Once you have your six "political party" team members--let's say you have a Babkov, a Sliska, and a Khinshtein heading your list, with a Khakamada in reserve--then it's Fantasy Elections Time. How is your political party scored? At the end of each week, add up:
* 1 point for every time your member is quoted praising Putin in print media; 2 points for radio (minus .5 points if it's on Ekho Moskvy); 3 points for television; 4 points for ORT.
* 1 point for every three negative comments against President Bush; 5 points for every thinly-veiled racist outburst coupled with a denunciation of extremism (minus-5 if the racism stands alone).
* 5 points for every photo opportunity with President Putin.
* 10 points for every compliment President Putin gives to your politician (2 points for compliments Putin gives to your politician's real-world political party).
* 1 point for every five minutes that your politician appears on national television; subtract 1 point if your politician is chastised by President Putin in his Kremlin office.
We believe that if Fantasy Russian Elections follows the Fantasy Football trend, that Russians' interest in their elections will skyrocket accordingly. Each participant feels far more involved playing the role of virtual-Surkov than he does as a real-world voter. Fantasy Elections will have the calming, stabilizing effect on the electorate Putin dreams of. Sure, the game may lead to a few broken marriages and a couple of massacres here and there, but that's a small price to pay for stability.
To help you get started on your Fantasy Elections, we're providing below a breakdown of the parties competing (or not) in the Duma elections on December 2.
Just as baseball had its New York Yankees and basketball its Los Angeles Lakers, so the young National Election League has its dominant franchise, the United Russia party. United Russia's innovative playbook is what analysts call the "Landlocked Eurasian Meatgrinder," similar to the Baltimore Ravens of the early 2000s, relying on swarming blitzes by siloviki, and bone-crushing defensive linemen who never let the opponent get past the line of scrimmage.
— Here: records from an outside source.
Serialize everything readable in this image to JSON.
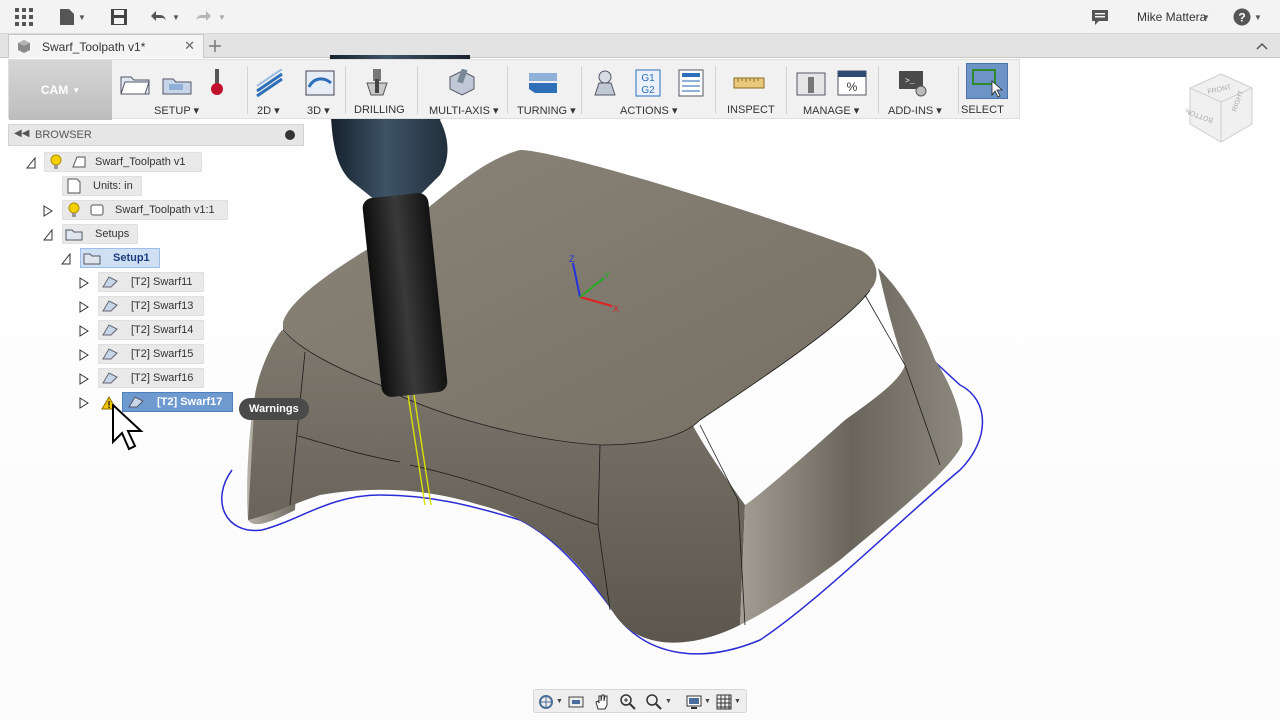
{
  "appbar": {
    "user_name": "Mike Mattera",
    "icons": [
      "grid-icon",
      "file-icon",
      "save-icon",
      "undo-icon",
      "redo-icon",
      "job-status-icon",
      "help-icon"
    ]
  },
  "tab": {
    "title": "Swarf_Toolpath v1*",
    "close": "✕"
  },
  "toolbar": {
    "workspace": "CAM",
    "groups": [
      {
        "label": "SETUP",
        "dropdown": true
      },
      {
        "label": "2D",
        "dropdown": true
      },
      {
        "label": "3D",
        "dropdown": true
      },
      {
        "label": "DRILLING",
        "dropdown": false
      },
      {
        "label": "MULTI-AXIS",
        "dropdown": true
      },
      {
        "label": "TURNING",
        "dropdown": true
      },
      {
        "label": "ACTIONS",
        "dropdown": true
      },
      {
        "label": "INSPECT",
        "dropdown": false
      },
      {
        "label": "MANAGE",
        "dropdown": true
      },
      {
        "label": "ADD-INS",
        "dropdown": true
      },
      {
        "label": "SELECT",
        "dropdown": false
      }
    ],
    "actions_icon_text": "G1\nG2"
  },
  "browser": {
    "title": "BROWSER",
    "root": "Swarf_Toolpath v1",
    "units": "Units: in",
    "component": "Swarf_Toolpath v1:1",
    "setups": "Setups",
    "setup1": "Setup1",
    "operations": [
      "[T2] Swarf11",
      "[T2] Swarf13",
      "[T2] Swarf14",
      "[T2] Swarf15",
      "[T2] Swarf16"
    ],
    "warning_op": "[T2] Swarf17"
  },
  "tooltip": "Warnings",
  "viewcube": {
    "front": "FRONT",
    "right": "RIGHT",
    "bottom": "BOTTOM"
  },
  "triad": {
    "x": "X",
    "y": "Y",
    "z": "Z"
  },
  "colors": {
    "toolpath": "#2b2bd6",
    "selected_blue": "#6f9ad0",
    "body": "#7a7469",
    "tool_shank": "#1e1e1e",
    "warning": "#f5c400"
  }
}
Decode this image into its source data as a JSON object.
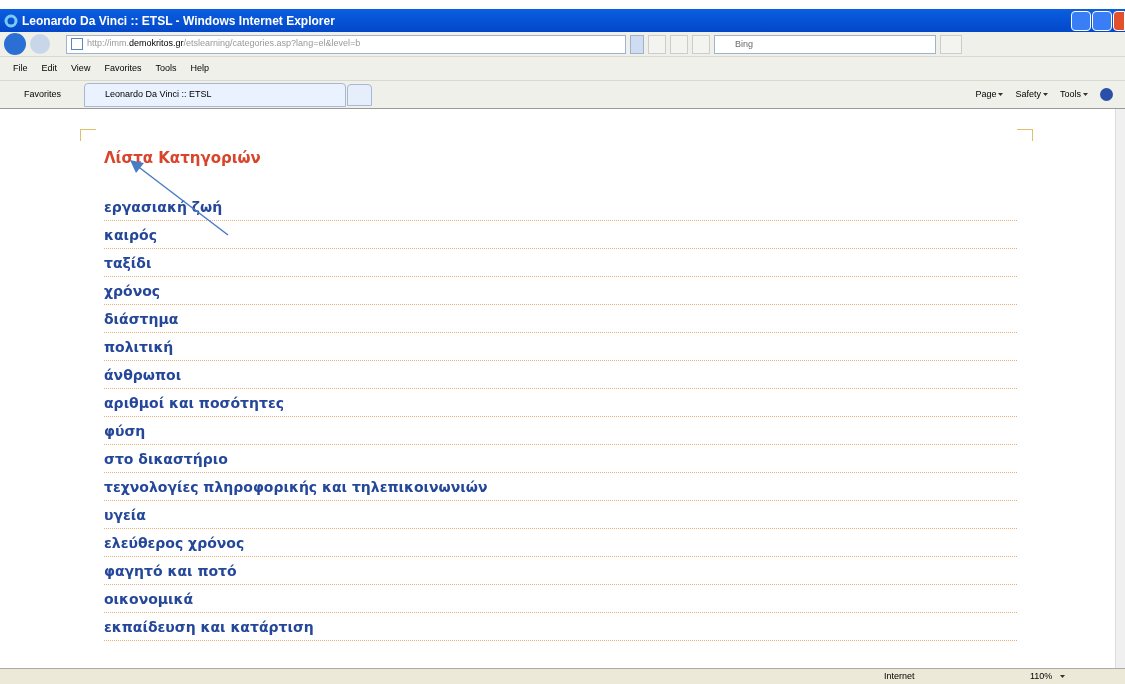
{
  "window": {
    "title": "Leonardo Da Vinci :: ETSL - Windows Internet Explorer"
  },
  "address_bar": {
    "url_prefix": "http://imm.",
    "url_domain": "demokritos.gr",
    "url_path": "/etslearning/categories.asp?lang=el&level=b"
  },
  "search": {
    "placeholder": "Bing"
  },
  "menu": [
    "File",
    "Edit",
    "View",
    "Favorites",
    "Tools",
    "Help"
  ],
  "favorites_bar": {
    "favorites": "Favorites",
    "tabs": [
      {
        "label": "Leonardo Da Vinci :: ETSL",
        "selected": true
      }
    ],
    "commands": [
      "Page",
      "Safety",
      "Tools"
    ]
  },
  "page": {
    "heading": "Λίστα Κατηγοριών",
    "categories": [
      "εργασιακή ζωή",
      "καιρός",
      "ταξίδι",
      "χρόνος",
      "διάστημα",
      "πολιτική",
      "άνθρωποι",
      "αριθμοί και ποσότητες",
      "φύση",
      "στο δικαστήριο",
      "τεχνολογίες πληροφορικής και τηλεπικοινωνιών",
      "υγεία",
      "ελεύθερος χρόνος",
      "φαγητό και ποτό",
      "οικονομικά",
      "εκπαίδευση και κατάρτιση"
    ]
  },
  "status_bar": {
    "zone": "Internet",
    "zoom": "110%"
  }
}
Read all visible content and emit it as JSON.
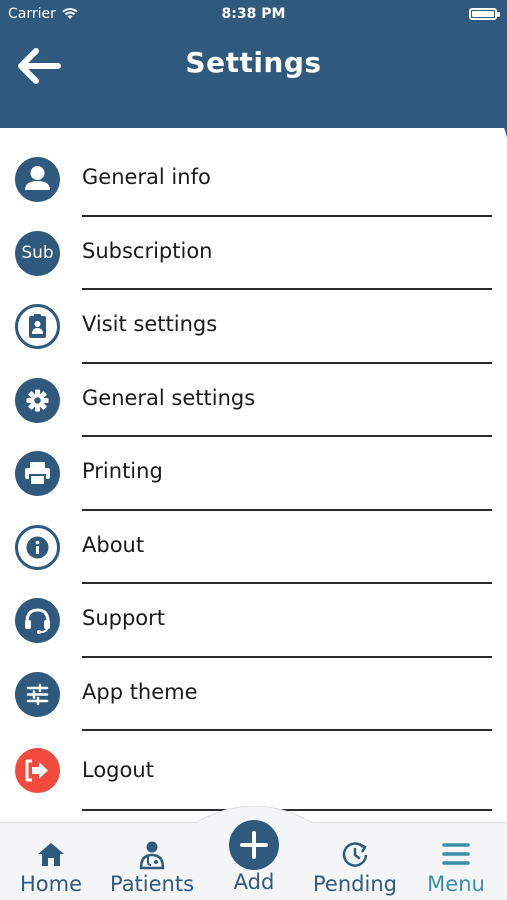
{
  "status_bar": {
    "carrier": "Carrier",
    "time": "8:38 PM"
  },
  "header": {
    "title": "Settings",
    "color": "#2f5a7e"
  },
  "menu": {
    "items": [
      {
        "label": "General info",
        "icon": "person-icon"
      },
      {
        "label": "Subscription",
        "icon": "sub-icon",
        "icon_text": "Sub"
      },
      {
        "label": "Visit settings",
        "icon": "clipboard-icon"
      },
      {
        "label": "General settings",
        "icon": "gear-icon"
      },
      {
        "label": "Printing",
        "icon": "printer-icon"
      },
      {
        "label": "About",
        "icon": "info-icon"
      },
      {
        "label": "Support",
        "icon": "headset-icon"
      },
      {
        "label": "App theme",
        "icon": "sliders-icon"
      },
      {
        "label": "Logout",
        "icon": "logout-icon",
        "accent": "#f24a3d"
      }
    ]
  },
  "bottom_nav": {
    "items": [
      {
        "label": "Home",
        "icon": "home-icon"
      },
      {
        "label": "Patients",
        "icon": "doctor-icon"
      },
      {
        "label": "Add",
        "icon": "plus-icon"
      },
      {
        "label": "Pending",
        "icon": "clock-refresh-icon"
      },
      {
        "label": "Menu",
        "icon": "hamburger-icon",
        "active": true
      }
    ],
    "active_color": "#3b8fa6"
  }
}
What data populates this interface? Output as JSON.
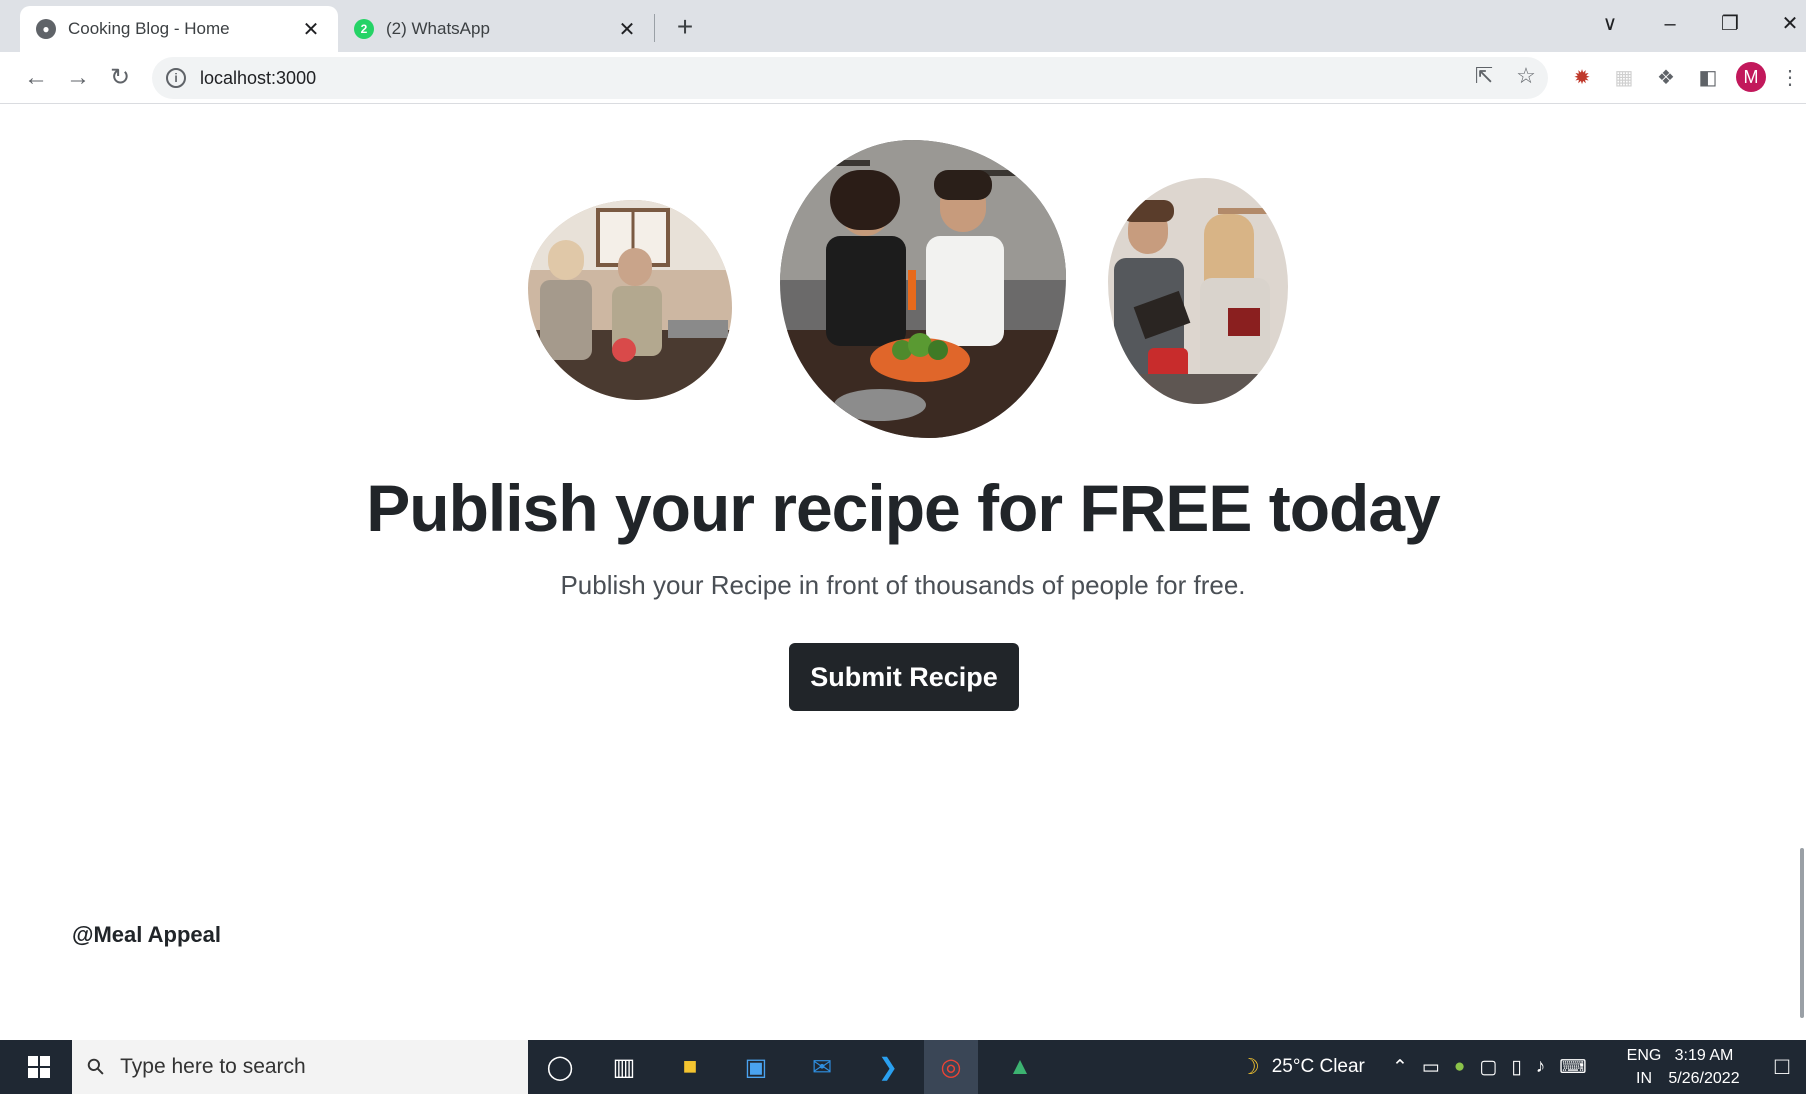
{
  "browser": {
    "tabs": [
      {
        "title": "Cooking Blog - Home",
        "favicon": "globe-icon",
        "active": true
      },
      {
        "title": "(2) WhatsApp",
        "favicon": "whatsapp-icon",
        "badge": "2",
        "active": false
      }
    ],
    "url": "localhost:3000",
    "profile_initial": "M"
  },
  "hero": {
    "images": [
      {
        "name": "couple-washing-dishes-photo"
      },
      {
        "name": "couple-cooking-vegetables-photo"
      },
      {
        "name": "couple-reading-recipe-photo"
      }
    ]
  },
  "cta": {
    "headline": "Publish your recipe for FREE today",
    "subline": "Publish your Recipe in front of thousands of people for free.",
    "button_label": "Submit Recipe"
  },
  "footer": {
    "brand": "@Meal Appeal"
  },
  "taskbar": {
    "search_placeholder": "Type here to search",
    "weather": "25°C  Clear",
    "lang_line1": "ENG",
    "lang_line2": "IN",
    "time": "3:19 AM",
    "date": "5/26/2022"
  },
  "colors": {
    "button_bg": "#212529",
    "headline": "#212529",
    "taskbar_bg": "#1f2833",
    "tabstrip_bg": "#dee1e6"
  }
}
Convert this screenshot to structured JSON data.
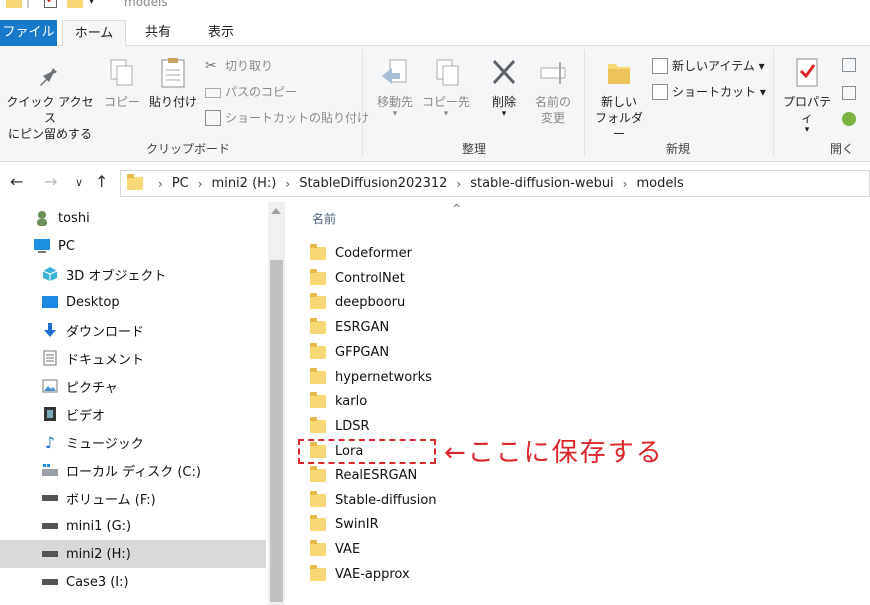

No team can match its unbeatable combination of administrative resources, big business coffers, and positive television coverage.
United Russia grew out of the Unity Party, the third attempt by then-president Boris Yeltsin to create a powerful pro-Kremlin party, and the first pro-Kremlin party that succeeded. In 1999, the Yeltsin "Family" created the "Unity" party as a pro-Putin bloc, headed by Sergei Shoigu and directed by Boris Berezovsky, in order to defeat Moscow Mayor Yuri Luzhkov's "Fatherland" party. Unity won, and the thoroughly pimp-slapped Luzhkov joined Unity's ranks in 2001, creating the new all-powerful "Unity Russia" party. In 2002, United Russia named Interior Minister Boris Gryzlov, an old Putin comrade from Petersburg, as the party's boss and speaker of the Duma. In the 2003 Duma elections, United Russia fared even better with 37% of the vote, giving it a Constitutional majority in the Duma. In 2005, Gryzlov announced, "The Parliament is not a place for discussion," cementing its populist appeal. In February 2007, Putin said in a press conference, "What's the big deal--everyone knows that I was directly involved in creating United Russia, I helped this political party stand on its own two feet, helped in its creation and in its formation." Eight months later, Vladimir Putin shocked the world by announcing that he was joining the party that he created, and heading its list.
Vladimir Putin. Total control of television coverage. Bottomless finances: United Russia has at least 10 times the funds of its nearest competitor. Just 20 members on its list have a combined worth of $15 billion, including metals magnates Viktor Rashnikov and Andrei Skoch, and supermarket tycoon Vladimir Gruzdev. Other party members include the head of Russia's weapons export monopoly and the head of Russia's railroads. Its youth group Molodaya Gvardia is far and away the strongest youth group of any party's (excepting the banned National-Bolsheviks Party).